Sinningia speciosa 

(sin-nin' gee-ah spee-cee-o' sah)

Common name: Florist's Gloxinia

Family: Gesneriaceae, Gesneriad

Height x width: 12" x 12"

Growth rate: moderate

Foliage: scalloped, dark green, 8-12" long in rosettes, velvety hairy, often reddish below

Flowers: clustered, upright or nodding, bell-shaped flowers 2-3" long; reds, purples, white; single or occasionally double in some cultivars; sometimes with spotting or marking; velvety; generally of two groups: Fyfiana are upright, Maxima are nodding.

Light: bright

Temperature: average to warm

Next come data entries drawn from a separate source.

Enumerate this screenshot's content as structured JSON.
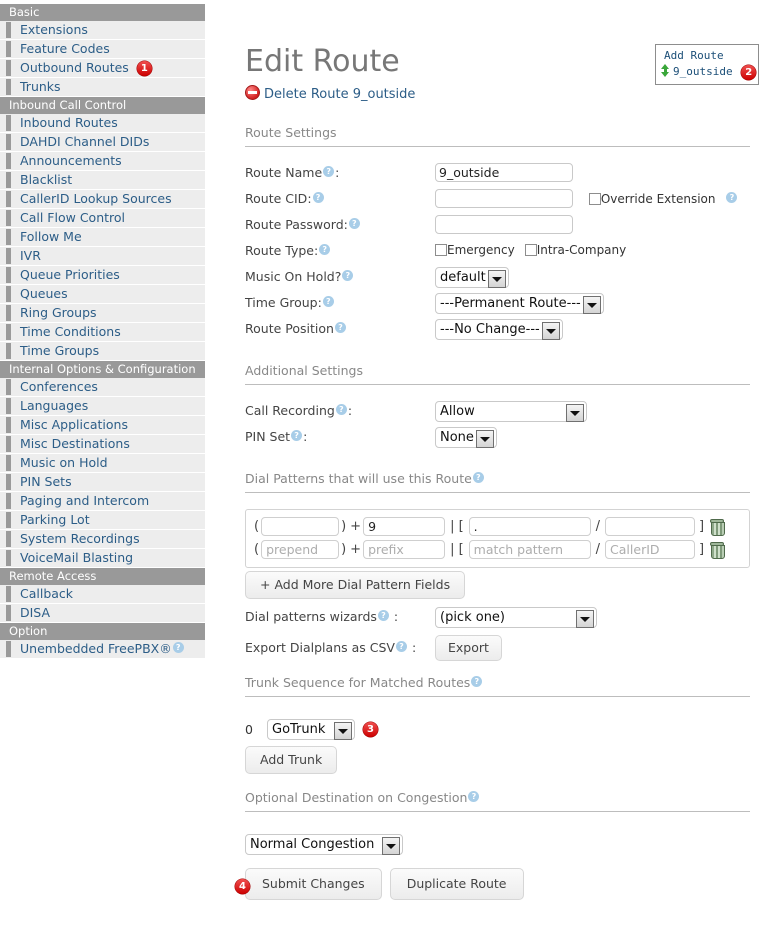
{
  "sidebar": {
    "groups": [
      {
        "section": "Basic",
        "items": [
          {
            "label": "Extensions",
            "badge": null
          },
          {
            "label": "Feature Codes",
            "badge": null
          },
          {
            "label": "Outbound Routes",
            "badge": "1"
          },
          {
            "label": "Trunks",
            "badge": null
          }
        ]
      },
      {
        "section": "Inbound Call Control",
        "items": [
          {
            "label": "Inbound Routes",
            "badge": null
          },
          {
            "label": "DAHDI Channel DIDs",
            "badge": null
          },
          {
            "label": "Announcements",
            "badge": null
          },
          {
            "label": "Blacklist",
            "badge": null
          },
          {
            "label": "CallerID Lookup Sources",
            "badge": null
          },
          {
            "label": "Call Flow Control",
            "badge": null
          },
          {
            "label": "Follow Me",
            "badge": null
          },
          {
            "label": "IVR",
            "badge": null
          },
          {
            "label": "Queue Priorities",
            "badge": null
          },
          {
            "label": "Queues",
            "badge": null
          },
          {
            "label": "Ring Groups",
            "badge": null
          },
          {
            "label": "Time Conditions",
            "badge": null
          },
          {
            "label": "Time Groups",
            "badge": null
          }
        ]
      },
      {
        "section": "Internal Options & Configuration",
        "items": [
          {
            "label": "Conferences",
            "badge": null
          },
          {
            "label": "Languages",
            "badge": null
          },
          {
            "label": "Misc Applications",
            "badge": null
          },
          {
            "label": "Misc Destinations",
            "badge": null
          },
          {
            "label": "Music on Hold",
            "badge": null
          },
          {
            "label": "PIN Sets",
            "badge": null
          },
          {
            "label": "Paging and Intercom",
            "badge": null
          },
          {
            "label": "Parking Lot",
            "badge": null
          },
          {
            "label": "System Recordings",
            "badge": null
          },
          {
            "label": "VoiceMail Blasting",
            "badge": null
          }
        ]
      },
      {
        "section": "Remote Access",
        "items": [
          {
            "label": "Callback",
            "badge": null
          },
          {
            "label": "DISA",
            "badge": null
          }
        ]
      },
      {
        "section": "Option",
        "items": [
          {
            "label": "Unembedded FreePBX®",
            "badge": null,
            "help": true
          }
        ]
      }
    ]
  },
  "add_route_panel": {
    "title": "Add Route",
    "routes": [
      {
        "label": "9_outside",
        "badge": "2"
      }
    ]
  },
  "main": {
    "page_title": "Edit Route",
    "delete_link": "Delete Route 9_outside",
    "sections": {
      "route_settings": "Route Settings",
      "additional_settings": "Additional Settings",
      "dial_patterns": "Dial Patterns that will use this Route",
      "trunk_sequence": "Trunk Sequence for Matched Routes",
      "optional_destination": "Optional Destination on Congestion"
    },
    "fields": {
      "route_name": {
        "label": "Route Name",
        "value": "9_outside"
      },
      "route_cid": {
        "label": "Route CID",
        "value": ""
      },
      "override_extension": {
        "label": "Override Extension",
        "checked": false
      },
      "route_password": {
        "label": "Route Password:",
        "value": ""
      },
      "route_type": {
        "label": "Route Type:",
        "options": [
          {
            "label": "Emergency",
            "checked": false
          },
          {
            "label": "Intra-Company",
            "checked": false
          }
        ]
      },
      "music_on_hold": {
        "label": "Music On Hold?",
        "value": "default"
      },
      "time_group": {
        "label": "Time Group:",
        "value": "---Permanent Route---"
      },
      "route_position": {
        "label": "Route Position",
        "value": "---No Change---"
      },
      "call_recording": {
        "label": "Call Recording",
        "value": "Allow"
      },
      "pin_set": {
        "label": "PIN Set",
        "value": "None"
      },
      "dial_patterns_wizards": {
        "label": "Dial patterns wizards",
        "value": "(pick one)"
      },
      "export_csv": {
        "label": "Export Dialplans as CSV",
        "button": "Export"
      },
      "congestion_destination": {
        "value": "Normal Congestion"
      }
    },
    "dial_pattern_rows": [
      {
        "prepend": "",
        "prepend_placeholder": "",
        "prefix": "9",
        "prefix_placeholder": "",
        "match": ".",
        "match_placeholder": "",
        "cid": "",
        "cid_placeholder": ""
      },
      {
        "prepend": "",
        "prepend_placeholder": "prepend",
        "prefix": "",
        "prefix_placeholder": "prefix",
        "match": "",
        "match_placeholder": "match pattern",
        "cid": "",
        "cid_placeholder": "CallerID"
      }
    ],
    "buttons": {
      "add_more_dial_pattern": "+ Add More Dial Pattern Fields",
      "add_trunk": "Add Trunk",
      "submit_changes": "Submit Changes",
      "duplicate_route": "Duplicate Route"
    },
    "trunk_sequence": [
      {
        "index": "0",
        "value": "GoTrunk",
        "badge": "3"
      }
    ],
    "submit_badge": "4"
  },
  "colors": {
    "link": "#2c5d87",
    "section_header_bg": "#999999",
    "nav_item_bg": "#ededed",
    "badge_red": "#d42020",
    "help_blue": "#a8cde8"
  }
}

Watering: well-watered

Fertility: high

Humidity: humid, not direct on leaves

Soil: well-drained

Pests and Problems: tuber rot, viruses (photo courtesy of CSU Extension), nematodes, botrytis gray mold, aphids, spider mites, thrips, whiteflies, leaf miners; rot from too cold and wet; leaves rolled upwards indicate dry air; leaves scorch from direct sun; leaves spot from water as from misting

Growth habit, uses: popular flowering houseplant

Other interest: native to Brazil; from tubers; named for 19th century Prussian horticulturist Wilhelm Sinning

Other culture: after flowering and leaves die off, store tuber dry and cool, repot in spring and keep moist, well-watered once growth resumes; plant tuber with top at soil surface--too deep and it will rot; handle delicately as leaves are fragile and break at petioles easily

Propagation: leaf or shoot cuttings with bottom heat in wet sand, seeds

Related species:

canescens (ca-ness' cens)--upright, densely wooly; obovate, dull green hairy leaves to 6" long; narrow, tubular, pink flowers 1" long

cardinalis (car-di-nal' iss)--ovate, scalloped, opposite hairy leaves 3-6" long; rich red, erect, tubular flower 2" long

conspicua (con-spic' uu-ah)--heart-shaped to ovate, scalloped hairy leaves 4" long; light yellow nodding flowers slightly fragrant 2" long

eumorpha (uu-more' fah)--heart-shaped to ovate, scalloped 4" leaves in rosettes; nodding, bell-shaped white with lavender 2" flowers

leucotricha:canescens

pusilla (pue-sil' lah)--opposite, ovate olive green leaves ½" long from stems from pea-sized tubers; nodding tubular flowers ¾" flowers, lilac with white throats

regina (re-gii' nah)--opposite, ovate to elliptic, finely scalloped and dark green leaves; trumpet-shaped purple 2" flowers
 
 

Cultivars:

Mostly seen are hybrids among several of the above species, with speciosa as a common parent and so they are listed under it. Of the several dozen commercially available, the following are common representatives.

Double Brocade hybrids--mixed, doubles

Empress hybrids--mixed

'Royal Velvet'--purple

'Switzerland'--red flowers, wavy white margins


©Authored by Dr. Leonard Perry, Professor, University of Vermont as part of PSS121, Indoor Plants.

Return to  Perry's Perennial Pages | PSS121 course